CAIRO--Mainly ultraconservative protesters climbed the walls of the U.S. Embassy in Egypt's capital Tuesday and brought down the American flag, replacing it with a black Islamist flag to protest a U.S.-produced film attacking the Prophet Muhammad. Hours later, armed men in eastern Libya also stormed the U.S. consulate there and set it on fire as anger spread.
A Libyan security official said one American consulate employee was shot dead and another wounded in the hand during the attack in the eastern city of Bengazi.
In Cairo, it was the first time ever that the U.S. Embassy has been breached and comes as Egypt is struggling to overcome months of unrest following the ouster of Hosni Mubarak's autocratic regime.

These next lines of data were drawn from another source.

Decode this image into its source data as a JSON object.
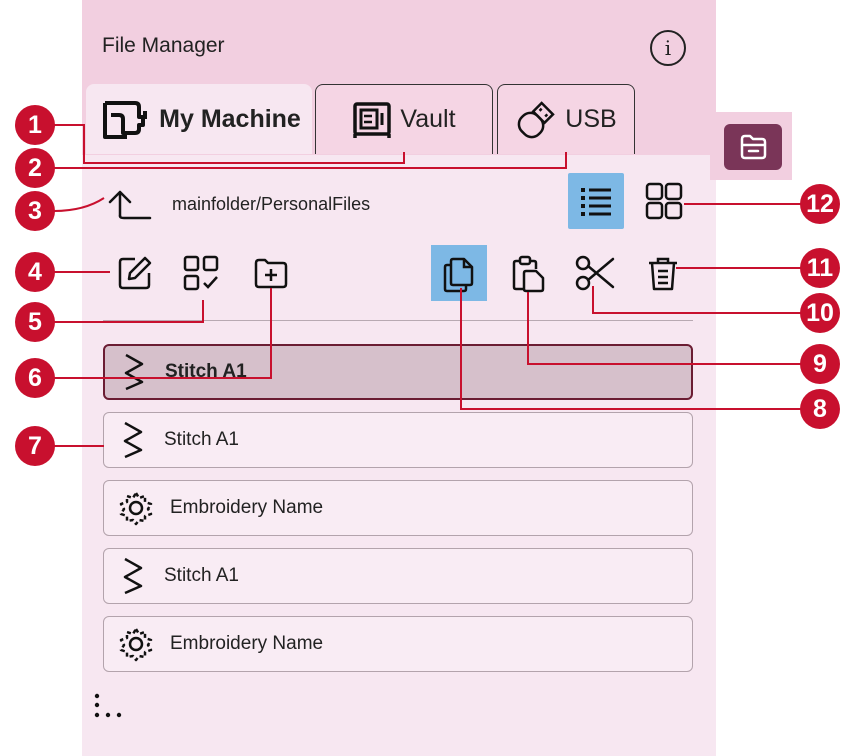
{
  "header": {
    "title": "File Manager"
  },
  "tabs": [
    {
      "label": "My Machine",
      "icon": "sewing-machine-icon",
      "active": true
    },
    {
      "label": "Vault",
      "icon": "vault-icon",
      "active": false
    },
    {
      "label": "USB",
      "icon": "usb-icon",
      "active": false
    }
  ],
  "path": {
    "text": "mainfolder/PersonalFiles"
  },
  "view_modes": {
    "selected": "list"
  },
  "toolbar": {
    "selected": "copy"
  },
  "files": [
    {
      "name": "Stitch A1",
      "icon": "stitch-icon",
      "selected": true
    },
    {
      "name": "Stitch A1",
      "icon": "stitch-icon",
      "selected": false
    },
    {
      "name": "Embroidery Name",
      "icon": "embroidery-icon",
      "selected": false
    },
    {
      "name": "Stitch A1",
      "icon": "stitch-icon",
      "selected": false
    },
    {
      "name": "Embroidery Name",
      "icon": "embroidery-icon",
      "selected": false
    }
  ],
  "callouts": [
    "1",
    "2",
    "3",
    "4",
    "5",
    "6",
    "7",
    "8",
    "9",
    "10",
    "11",
    "12"
  ],
  "colors": {
    "accent": "#7db8e5",
    "panel": "#f7e7f1",
    "header": "#f2cfe0",
    "callout": "#c8102e",
    "folder_button": "#7a3558",
    "selected_row": "#d6c0cb"
  }
}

U.S. officials said no Americans were reported harmed in the assaults in Cairo or Benghazi.
The unrest in Cairo began when hundreds of protesters marched to the downtown embassy, gathering outside its walls and chanting against the movie and the U.S.
"Say it, don't fear: Their ambassador must leave," the crowd chanted.
Dozens of protesters then scaled the embassy walls, and several went into the courtyard and took down the flag from a pole. They brought it back to the crowd outside, which tried to burn it, but failing that tore it apart.
The protesters on the wall then raised on the flagpole a black flag with a Muslim declaration of faith, "There is no god but God and Muhammad is his prophet." The flag, similar to the banner used by al-Qaida, is commonly used by ultraconservatives around the region.
The crowd grew throughout the evening with thousands standing outside the embassy. Dozens of riot police lined up along the embassy walls but did not stop protesters as they continued to climb and stand on the wall--though it appeared no more went into the compound.
The crowd chanted, "Islamic, Islamic. The right of our prophet will not die." Some shouted, "We are all Osama," referring to al-Qaida leader bin Laden.
A group of women in black veils and robes that left only their eyes exposed chanted, "Worshippers of the Cross, leave the Prophet Muhammad alone."
By midnight, the crowd had dwindled. The U.S. Embassy said on its Twitter account that there will be no visa services today because of the protests.
The protest was sparked by outrage over a video being promoted by an extreme anti-Muslim Egyptian Christian campaigner in the United States. A 14-minute trailer of the movie, posted on the social website YouTube in an original English version and another dubbed into Egyptian Arabic, depicts Muhammad as a fraud, a womanizer and a madman in an overtly ridiculing way, showing him having sex and calling for massacres.